A handful of law enforcement and mental health officials from all over the region have spent this week equipping themselves with skills to address civilians who suffer from mental illnesses.

Officials with the National Alliance on Mental Illness of Arkansas and the Arkansas Law Enforcement Training Academy are holding a weeklong Crisis Intervention Training course at the Western Arkansas Counseling and Guidance Center. The training largely focuses on de-escalation tactics that the two organizations advise law enforcement and mental health officials to use when addressing someone who is having a mental health-related episode.

By the end of today, 30 law enforcement officials and four mental health care specialists from the area will have completed 40 hours of mental health-related training and hold a Crisis Intervention Training certification.

"This is our first training here," Lt. Theodore Haase with the Pulaski County Sheriff's Office said. Haase is the primary course instructor.

National Alliance on Mental Illness of Arkansas Executive Director Kim Arnold said the training is part of Arkansas Act 423, which mandates that 20 percent of all law enforcement in the state must eventually have Crisis Intervention Training certification. Haase said he and other state law enforcement officials started the training "about three years ago" and took off after Gov. Asa Hutchinson took interest.

Haase said law enforcement in Sebastian County has shown great interest in the training, as Sheriff Bill Hollenbeck was instrumental in developing and passing Act 423. The class of 34 included 13 officials from the Fort Smith Police Department — just under 10 percent of its full force.

“That’s a very large class," Haase said of those enrolled in this week's course.

Arnold said the course instructors began the week of training by teaching attendees about the history of mental illness and medications. She said the instructors cover schizophrenia, bipolar and personality disorders and substance abuse in this portion of the training.

Arnold said the attendees then interacted with people suffering from mental illnesses. She said these interactions give law enforcement officials "the chance to understand that there’s another side to this, that there’s another side to that individual, that there are individuals that receive treatment, and they hear their stories.”

On Wednesday, the attendees began their hands-on de-escalation training, Arnold said.

"We start with them understanding how to restate problems," Arnold said. "That’s hard for officers, because they’re used to, 'Come in, command, take control, do this, get it fixed and go to the next step.'"

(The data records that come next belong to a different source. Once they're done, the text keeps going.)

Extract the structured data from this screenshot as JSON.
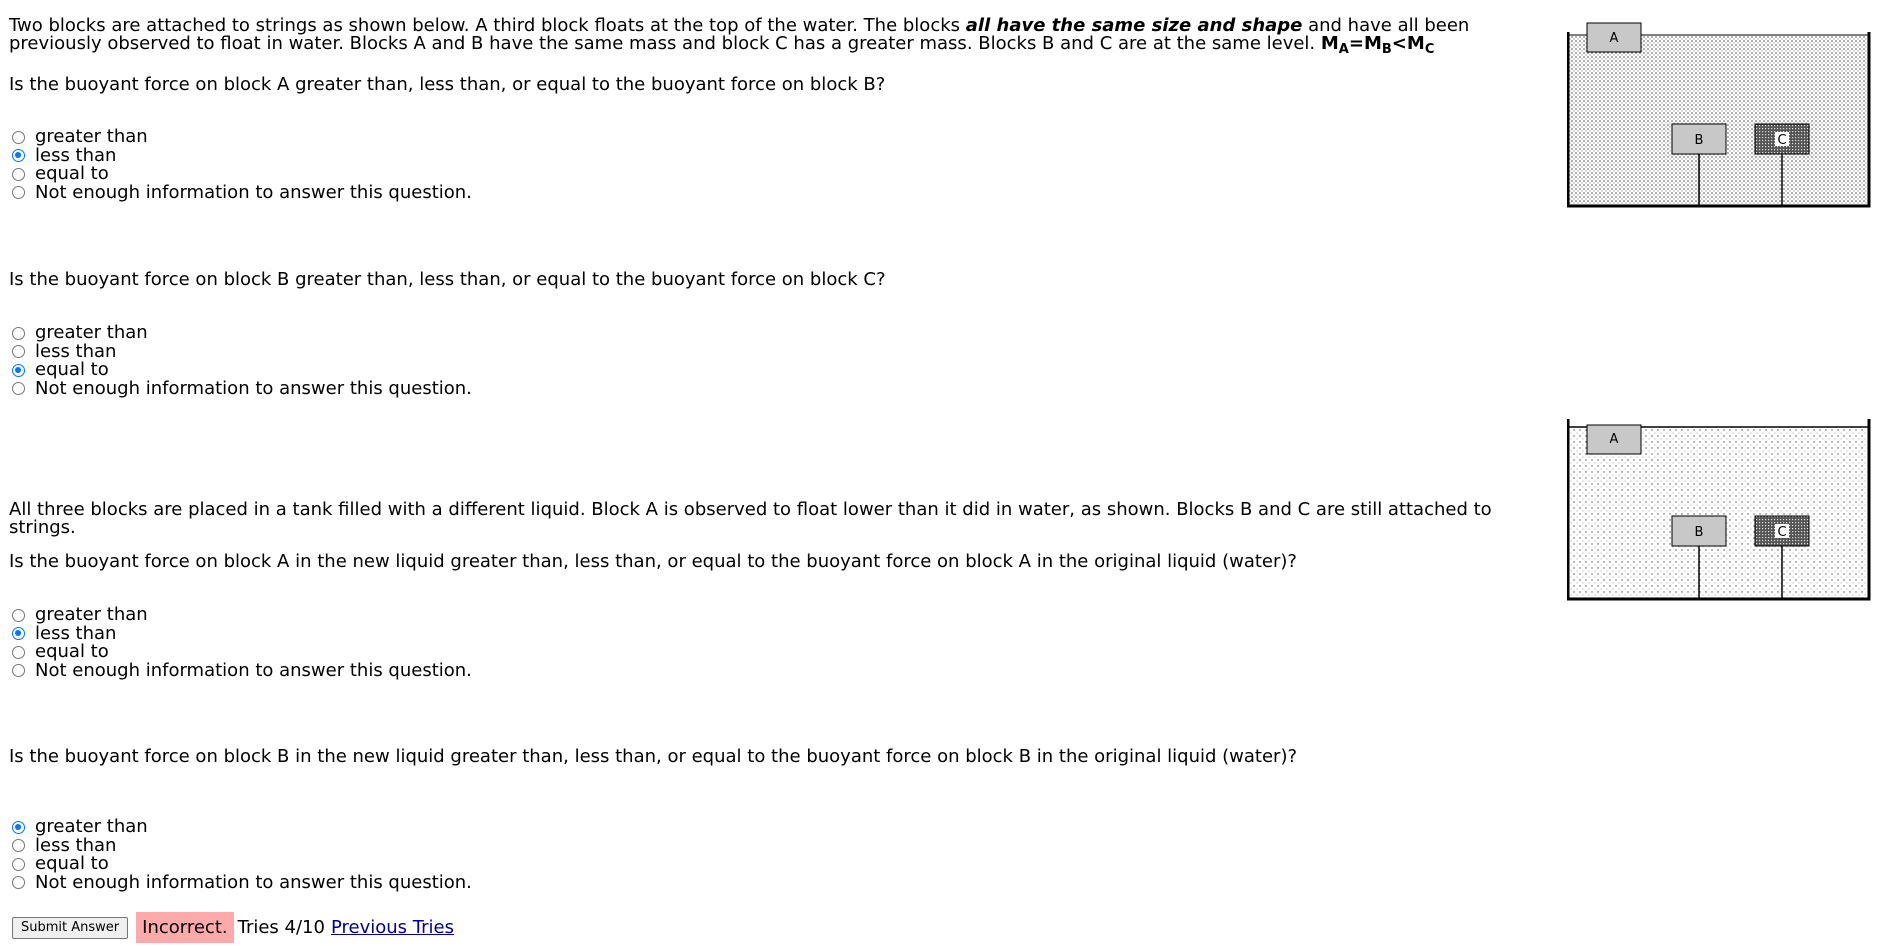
{
  "intro": {
    "part1": "Two blocks are attached to strings as shown below.  A third block floats at the top of the water.  The blocks ",
    "emphasis": "all have the same size and shape",
    "part2": " and have all been previously observed to float in water.  Blocks A and B have the same mass and block C has a greater mass.  Blocks B and C are at the same level. ",
    "formula": {
      "m1": "M",
      "s1": "A",
      "eq": "=",
      "m2": "M",
      "s2": "B",
      "lt": "<",
      "m3": "M",
      "s3": "C"
    }
  },
  "q1": {
    "text": "Is the buoyant force on block A greater than, less than, or equal to the buoyant force on block B?",
    "options": [
      "greater than",
      "less than",
      "equal to",
      "Not enough information to answer this question."
    ],
    "selected": 1
  },
  "q2": {
    "text": "Is the buoyant force on block B greater than, less than, or equal to the buoyant force on block C?",
    "options": [
      "greater than",
      "less than",
      "equal to",
      "Not enough information to answer this question."
    ],
    "selected": 2
  },
  "part2_intro": "All three blocks are placed in a tank filled with a different liquid.  Block A is observed to float lower than it did in water, as shown.  Blocks B and C are still attached to strings.",
  "q3": {
    "text": "Is the buoyant force on block A in the new liquid greater than, less than, or equal to the buoyant force on block A in the original liquid (water)?",
    "options": [
      "greater than",
      "less than",
      "equal to",
      "Not enough information to answer this question."
    ],
    "selected": 1
  },
  "q4": {
    "text": "Is the buoyant force on block B in the new liquid greater than, less than, or equal to the buoyant force on block B in the original liquid (water)?",
    "options": [
      "greater than",
      "less than",
      "equal to",
      "Not enough information to answer this question."
    ],
    "selected": 0
  },
  "footer": {
    "submit_label": "Submit Answer",
    "status": "Incorrect.",
    "tries": "Tries 4/10",
    "previous_tries": "Previous Tries"
  },
  "diagram1": {
    "block_a": "A",
    "block_b": "B",
    "block_c": "C"
  },
  "diagram2": {
    "block_a": "A",
    "block_b": "B",
    "block_c": "C"
  },
  "colors": {
    "radio_checked": "#0075ff",
    "status_bg": "#ffaaaa",
    "link": "#00008b",
    "block_c_fill": "#555555",
    "block_ab_fill": "#c8c8c8"
  }
}
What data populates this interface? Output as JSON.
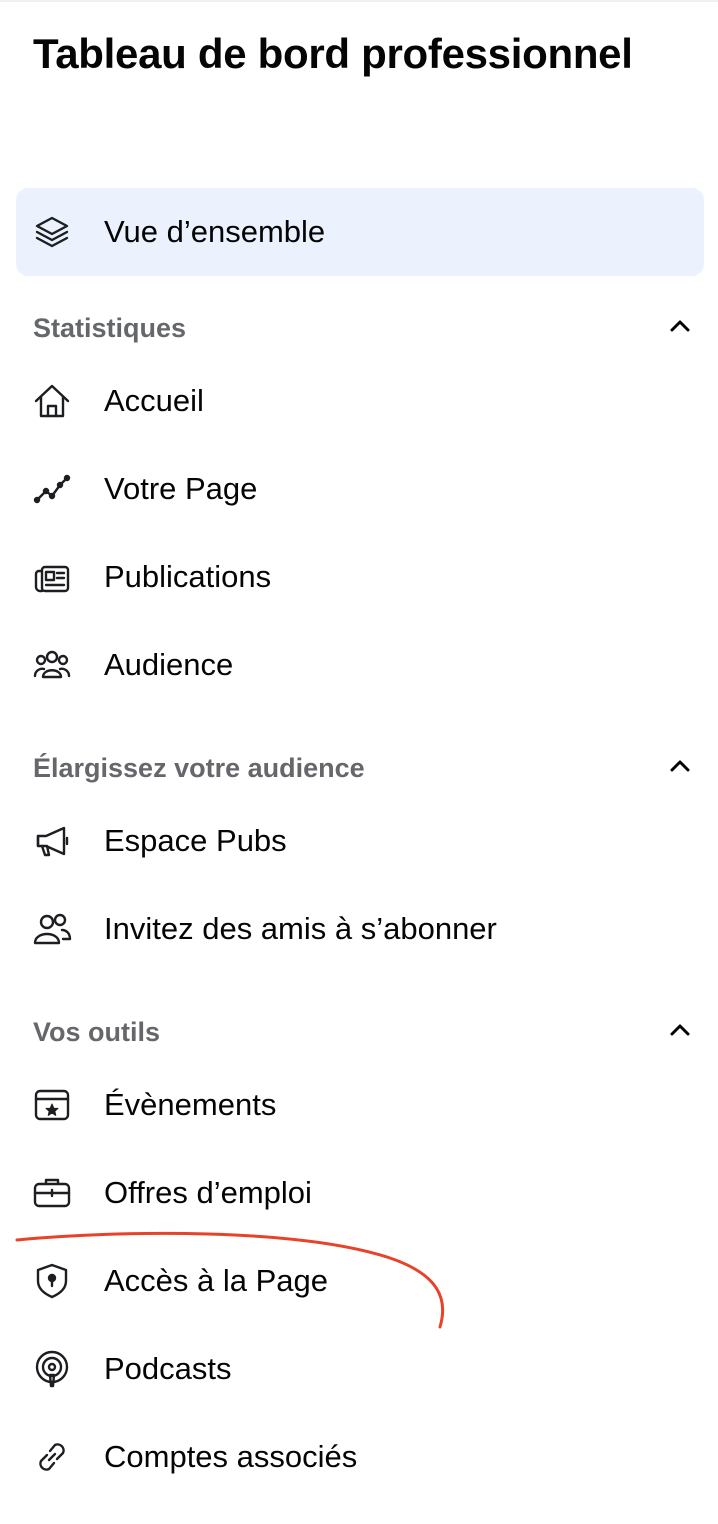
{
  "page": {
    "title": "Tableau de bord professionnel"
  },
  "overview": {
    "label": "Vue d’ensemble",
    "icon": "layers-icon",
    "highlight_color": "#ebf2fd"
  },
  "sections": {
    "stats": {
      "label": "Statistiques",
      "icon": "chevron-up-icon"
    },
    "grow": {
      "label": "Élargissez votre audience",
      "icon": "chevron-up-icon"
    },
    "tools": {
      "label": "Vos outils",
      "icon": "chevron-up-icon"
    }
  },
  "items": {
    "home": {
      "label": "Accueil",
      "icon": "home-icon"
    },
    "page": {
      "label": "Votre Page",
      "icon": "line-chart-icon"
    },
    "posts": {
      "label": "Publications",
      "icon": "newspaper-icon"
    },
    "audience": {
      "label": "Audience",
      "icon": "group-icon"
    },
    "ads": {
      "label": "Espace Pubs",
      "icon": "megaphone-icon"
    },
    "invite": {
      "label": "Invitez des amis à s’abonner",
      "icon": "users-icon"
    },
    "events": {
      "label": "Évènements",
      "icon": "calendar-star-icon"
    },
    "jobs": {
      "label": "Offres d’emploi",
      "icon": "briefcase-icon"
    },
    "access": {
      "label": "Accès à la Page",
      "icon": "shield-lock-icon"
    },
    "podcasts": {
      "label": "Podcasts",
      "icon": "podcast-icon"
    },
    "linked": {
      "label": "Comptes associés",
      "icon": "link-icon"
    }
  },
  "annotation": {
    "color": "#e8432a"
  }
}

The attendees role played the de-escalation techniques Thursday afternoon. The scenarios the attendees acted out were real-life situations that they had handled in the field, Arnold said.

"What we’re trying to tell officers here is, 'Take a minute, slow down, find out the problem and interact with individuals a little differently,'" Arnold said.

Haase said that while the training can prevent a situation from becoming violent, it is not a replacement for justified lethal force.

"You can’t create an unrealistic expectation that you can stop all deadly force by learning a de-escalation technique," he said. "There are going to be situations that are not going to be changed by that, but what this does is this provides those first responders, those people that are first encountering the situation, with a whole new set of skills that they can use to try to stabilize that situation before it gets to that level."

Haase also said that the value of the training, which ends today, "is often not immediately apparent" while the attendees are taking the course.

"They can see the impact that it really has out there on the streets," he said.